The drinks were flowing, the hors d'oeuvres delicious and the conversation stimulating. Although the economy is a depressing subject, there was plenty of lighthearted laughter as we reviewed the gruesome details tongue in cheek. This was a lively crowd, eager to escape the stress of an arduous workday.Off in the corner, the evening's speaker was setting up a display of his books, which would be for sale after he dazzled us with his presentation.Dinner was served, and it was pretty good. There was a brief business meeting, which hardly dampened the mood.Then the president (of the society, not Obama) introduced the speaker. He read the lengthy bio, which had been on the program. It included all kinds of superlatives (e.g., "brilliant, incredibly insightful," etc.). It made you wonder how God created the world without this guy's help. Interestingly, the light-hearted mood began to deteriorate. I actually heard a few moans.And then -- this is the best part -- the speaker went to the front of the room, shook the president's hand, and hugged him, warmly thanking him for that wonderful introduction.The speaker actually thought we were stupid enough to believe the president did the research and wrote the glowing introduction he had just read. What a mood change! This speaker suddenly found himself in front of a very hostile audience. By the way, that usually happens when you insult us.To his credit, he was at least astute enough to sense we didn't like him. So, he tried impressing us by telling us just how great he really was. It had the opposite effect - iPhones, Blackberries and the like were everywhere, as the audience felt a sudden urge to check emails, read the day's news or surf the Web.At this point, our speaker would have been better off leaving the podium and sending a broadcast email, because people were paying more attention to their screens.Most of the presentation was self-promotion. He just couldn't resist the opportunity to keep telling us how good he was, just in case we weren't getting it. It was very tiring.There was very little applause at the end. Nor did I see anyone approach the book table to buy an autographed copy. He had managed to turn everyone off.Apparently, our speaker had never heard of rule No. 1: When you find yourself in a hole, and you don't like it, stop digging.Let us decideAre you as amazed as I am at the amount of self-promotion nowadays? Just how credible is someone, anyone, telling you, "I'm the greatest"? Do you believe them? Are you likely to believe anything else they tell you? Self-promotion is probably the quickest way to destroy our credibility. (Somebody should tell our politicians.)The well-known speaker Brian Tracy, tells us, "The way to impress others is to be impressed by them." Don't tell us how great you are; tell us how great we are or make us feel you think we're great. We will be impressed by your good taste, if nothing else.Even if you don't speak in front of audiences, this applies to you. How much self-promotion do you have on your résumé? Just tell us what you've done; let us decide how good you are.I had the opportunity to speak for this society a few months later. After submitting my introduction to the program chairman, the president called to tell me it was the most "professional introduction" he had ever received, and he was looking forward to introducing me.My secret: there were no self-promotions and no superlatives; I briefly related my experience. I didn't even tell them I had done a good job.Just keep the self-flattery out. That's all it takes. And you'll really stand out as one of the few not basking in an orgy of self-praise.As soon as we start speaking, people will immediately know if we're any good, and nothing we or anyone else says will change their minds.Ronald J. Bourque, a consultant and speaker from Windham, has had engagements throughout the United States, Europe and Asia. He can be reached at 603-898-1871 or RonBourque@myfairpoint.net.
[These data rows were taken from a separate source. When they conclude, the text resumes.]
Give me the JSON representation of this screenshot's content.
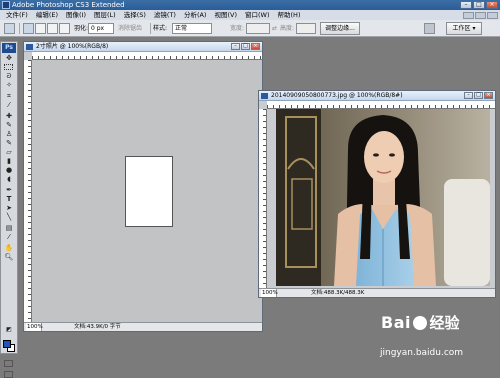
{
  "app": {
    "title": "Adobe Photoshop CS3 Extended"
  },
  "menu": [
    "文件(F)",
    "编辑(E)",
    "图像(I)",
    "图层(L)",
    "选择(S)",
    "滤镜(T)",
    "分析(A)",
    "视图(V)",
    "窗口(W)",
    "帮助(H)"
  ],
  "options": {
    "feather_label": "羽化:",
    "feather_value": "0 px",
    "antialias_label": "消除锯齿",
    "style_label": "样式:",
    "style_value": "正常",
    "width_label": "宽度:",
    "height_label": "高度:",
    "refine_edge_button": "调整边缘...",
    "workspace_button": "工作区 ▾"
  },
  "doc1": {
    "title": "2寸照片 @ 100%(RGB/8)",
    "zoom": "100%",
    "status": "文档:43.9K/0 字节"
  },
  "doc2": {
    "title": "20140909050800773.jpg @ 100%(RGB/8#)",
    "zoom": "100%",
    "status": "文档:488.3K/488.3K"
  },
  "watermark": {
    "brand_prefix": "Bai",
    "brand_suffix": "经验",
    "url": "jingyan.baidu.com"
  },
  "colors": {
    "foreground": "#1d57b5",
    "background": "#ffffff",
    "workspace": "#7b7b7b"
  },
  "icons": [
    "move-icon",
    "marquee-icon",
    "lasso-icon",
    "magic-wand-icon",
    "crop-icon",
    "eyedropper-icon",
    "healing-brush-icon",
    "brush-icon",
    "clone-stamp-icon",
    "history-brush-icon",
    "eraser-icon",
    "gradient-icon",
    "blur-icon",
    "dodge-icon",
    "pen-icon",
    "type-icon",
    "path-selection-icon",
    "shape-icon",
    "notes-icon",
    "eyedropper-2-icon",
    "hand-icon",
    "zoom-icon"
  ]
}
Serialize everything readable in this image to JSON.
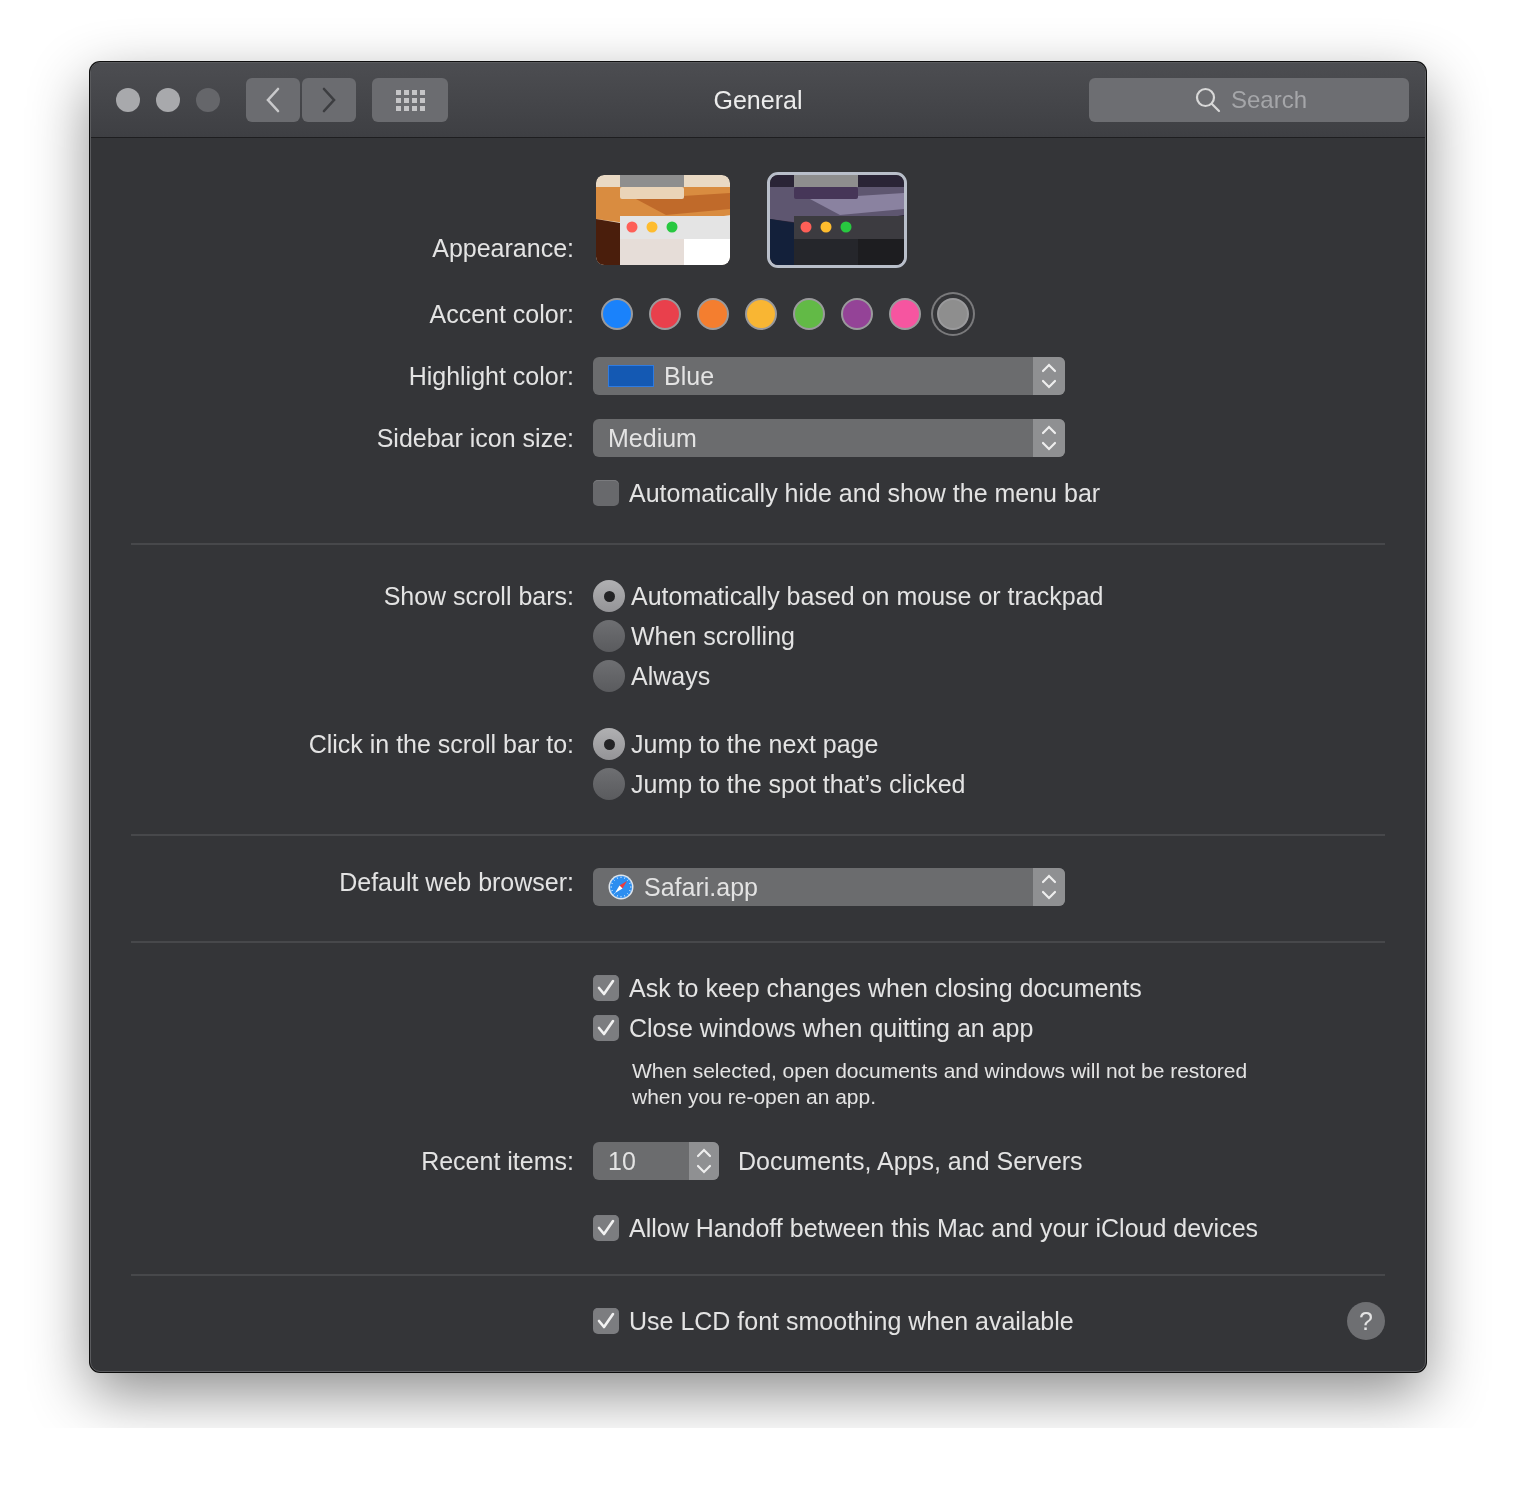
{
  "window": {
    "title": "General",
    "traffic_lights": [
      {
        "disabled": false
      },
      {
        "disabled": false
      },
      {
        "disabled": true
      }
    ],
    "back": {
      "disabled": false
    },
    "forward": {
      "disabled": true
    }
  },
  "search": {
    "placeholder": "Search"
  },
  "appearance": {
    "label": "Appearance:",
    "options": [
      {
        "kind": "light",
        "selected": false
      },
      {
        "kind": "dark",
        "selected": true
      }
    ]
  },
  "accent_color": {
    "label": "Accent color:",
    "options": [
      {
        "color": "#1a82fb",
        "selected": false
      },
      {
        "color": "#e9404c",
        "selected": false
      },
      {
        "color": "#f47e2f",
        "selected": false
      },
      {
        "color": "#f9b633",
        "selected": false
      },
      {
        "color": "#62ba46",
        "selected": false
      },
      {
        "color": "#944397",
        "selected": false
      },
      {
        "color": "#f655a0",
        "selected": false
      },
      {
        "color": "#8e8e8e",
        "selected": true
      }
    ]
  },
  "highlight_color": {
    "label": "Highlight color:",
    "value": "Blue",
    "color": "#1459b3"
  },
  "sidebar_icon_size": {
    "label": "Sidebar icon size:",
    "value": "Medium"
  },
  "auto_hide_menu_bar": {
    "label": "Automatically hide and show the menu bar",
    "checked": false
  },
  "show_scroll_bars": {
    "label": "Show scroll bars:",
    "options": [
      {
        "label": "Automatically based on mouse or trackpad",
        "selected": true
      },
      {
        "label": "When scrolling",
        "selected": false
      },
      {
        "label": "Always",
        "selected": false
      }
    ]
  },
  "click_in_scroll_bar": {
    "label": "Click in the scroll bar to:",
    "options": [
      {
        "label": "Jump to the next page",
        "selected": true
      },
      {
        "label": "Jump to the spot that’s clicked",
        "selected": false
      }
    ]
  },
  "default_web_browser": {
    "label": "Default web browser:",
    "value": "Safari.app"
  },
  "document_options": [
    {
      "label": "Ask to keep changes when closing documents",
      "checked": true
    },
    {
      "label": "Close windows when quitting an app",
      "checked": true
    }
  ],
  "close_windows_note": "When selected, open documents and windows will not be restored\nwhen you re-open an app.",
  "recent_items": {
    "label": "Recent items:",
    "value": "10",
    "suffix": "Documents, Apps, and Servers"
  },
  "handoff": {
    "label": "Allow Handoff between this Mac and your iCloud devices",
    "checked": true
  },
  "lcd_font_smoothing": {
    "label": "Use LCD font smoothing when available",
    "checked": true
  },
  "help_button": "?"
}
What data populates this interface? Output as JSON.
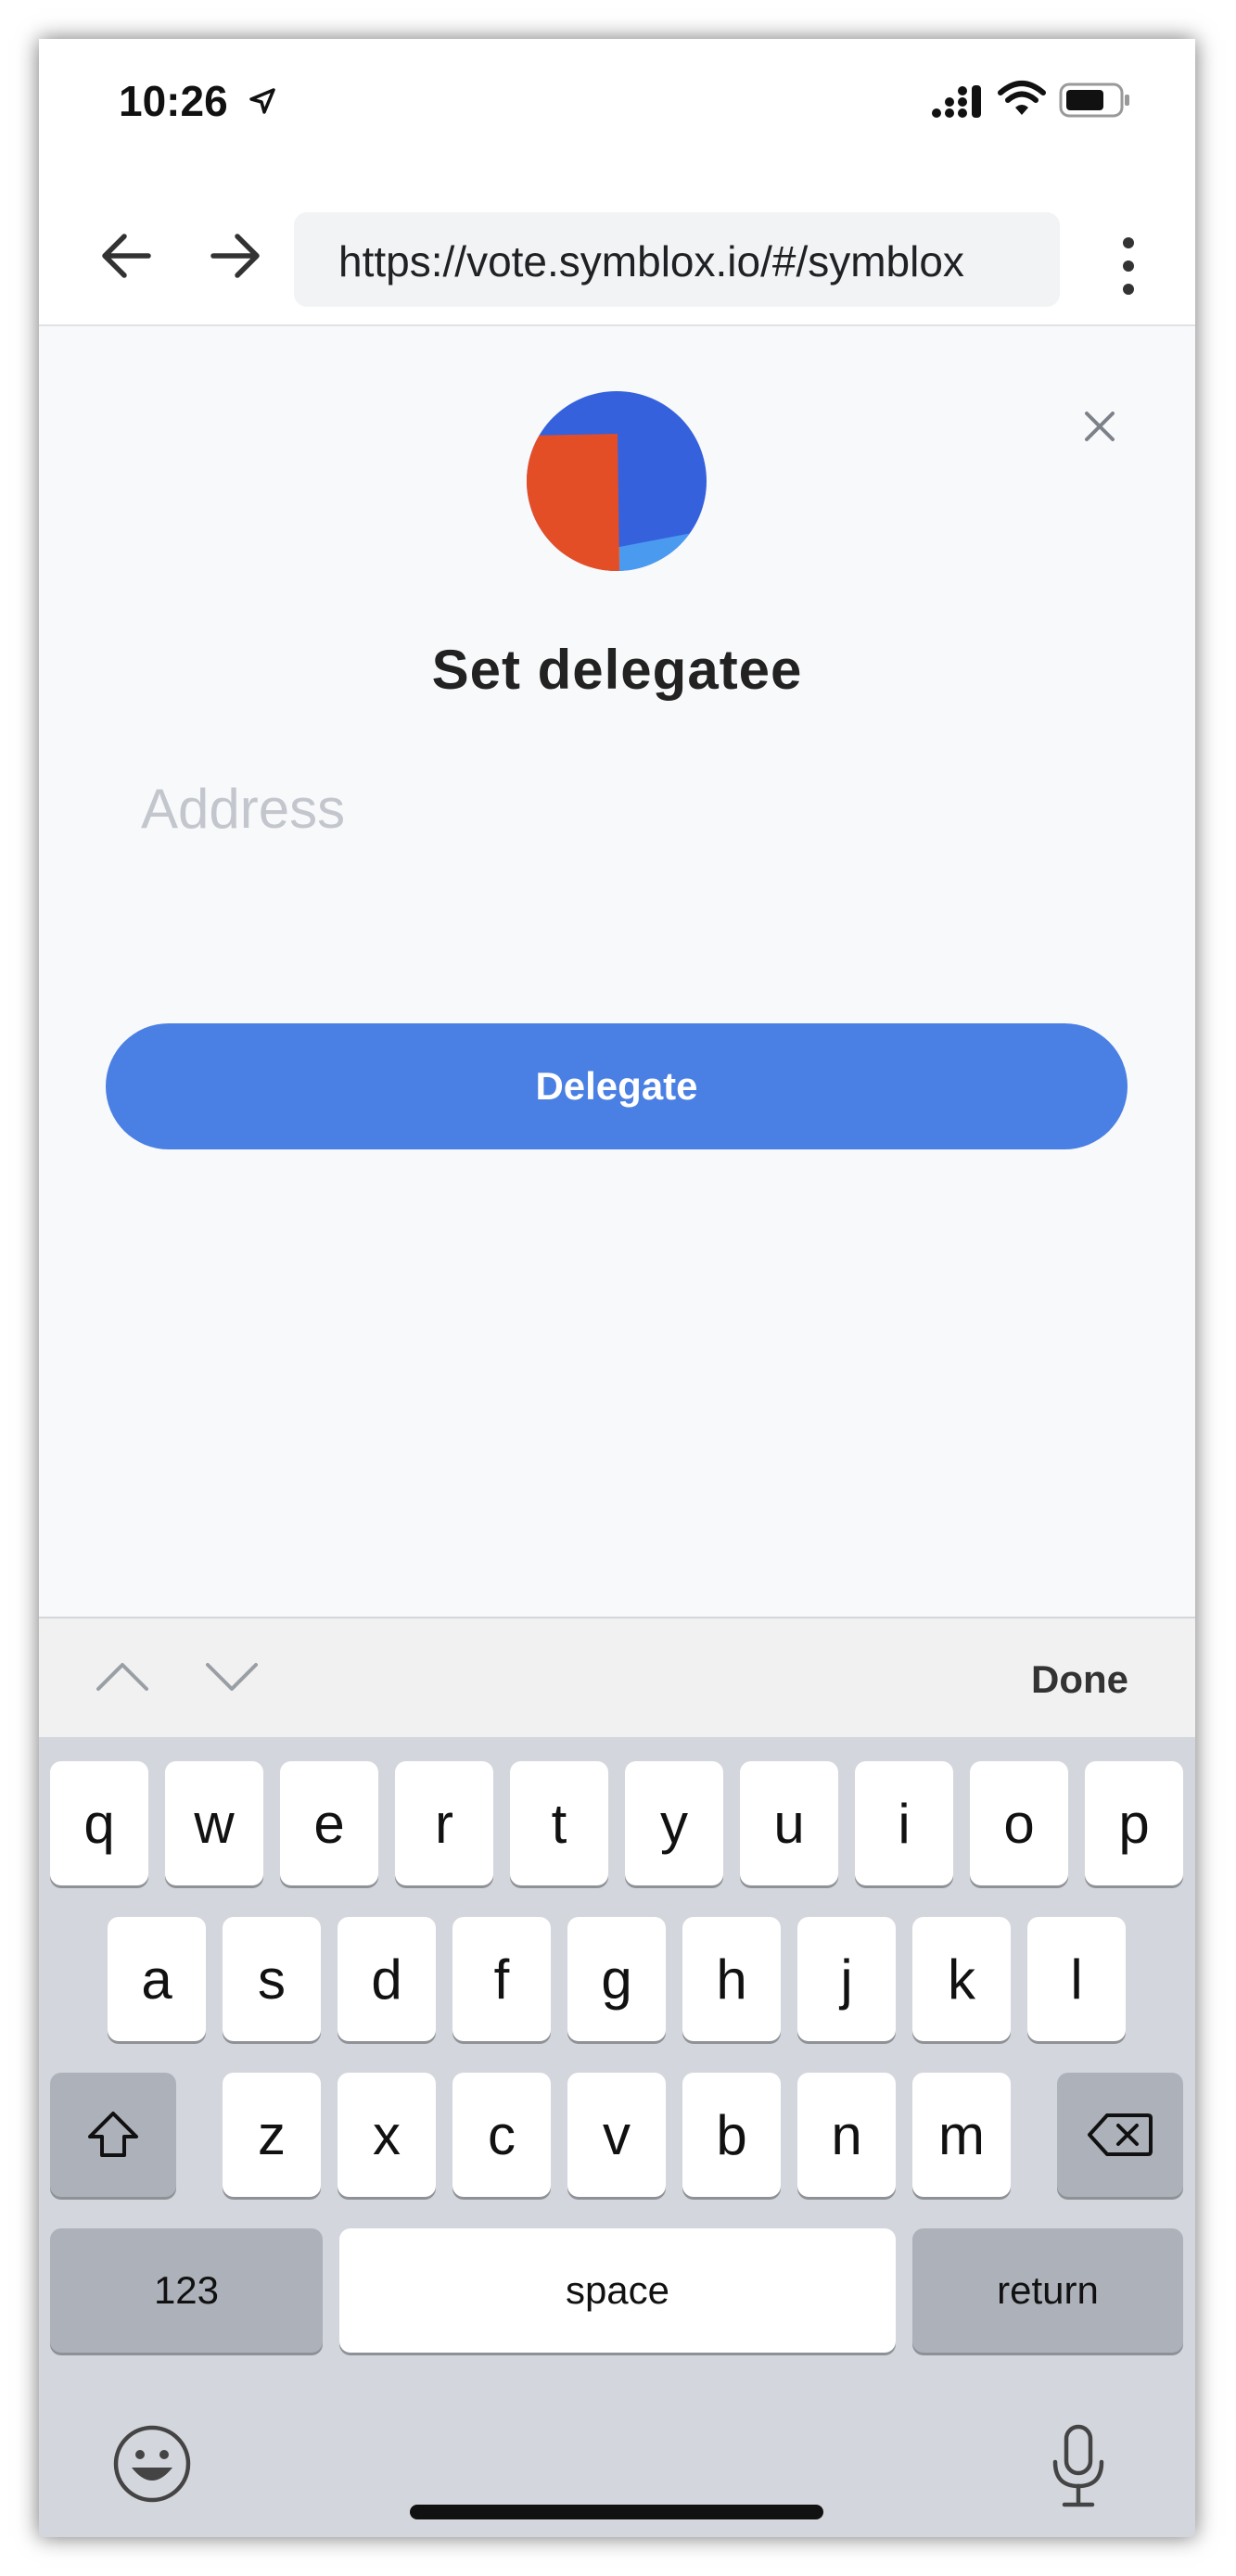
{
  "status_bar": {
    "time": "10:26"
  },
  "browser": {
    "url": "https://vote.symblox.io/#/symblox"
  },
  "dialog": {
    "title": "Set delegatee",
    "address_placeholder": "Address",
    "address_value": "",
    "delegate_label": "Delegate",
    "logo_colors": [
      "#3561dd",
      "#e44e27",
      "#4a9bf0",
      "#f08a24"
    ]
  },
  "accessory": {
    "done_label": "Done"
  },
  "keyboard": {
    "row1": [
      "q",
      "w",
      "e",
      "r",
      "t",
      "y",
      "u",
      "i",
      "o",
      "p"
    ],
    "row2": [
      "a",
      "s",
      "d",
      "f",
      "g",
      "h",
      "j",
      "k",
      "l"
    ],
    "row3": [
      "z",
      "x",
      "c",
      "v",
      "b",
      "n",
      "m"
    ],
    "numbers_label": "123",
    "space_label": "space",
    "return_label": "return"
  },
  "colors": {
    "accent": "#4a7fe3",
    "keyboard_bg": "#d3d6dc"
  }
}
This article appears in the Archive 2013 issue of New Hampshire Business Review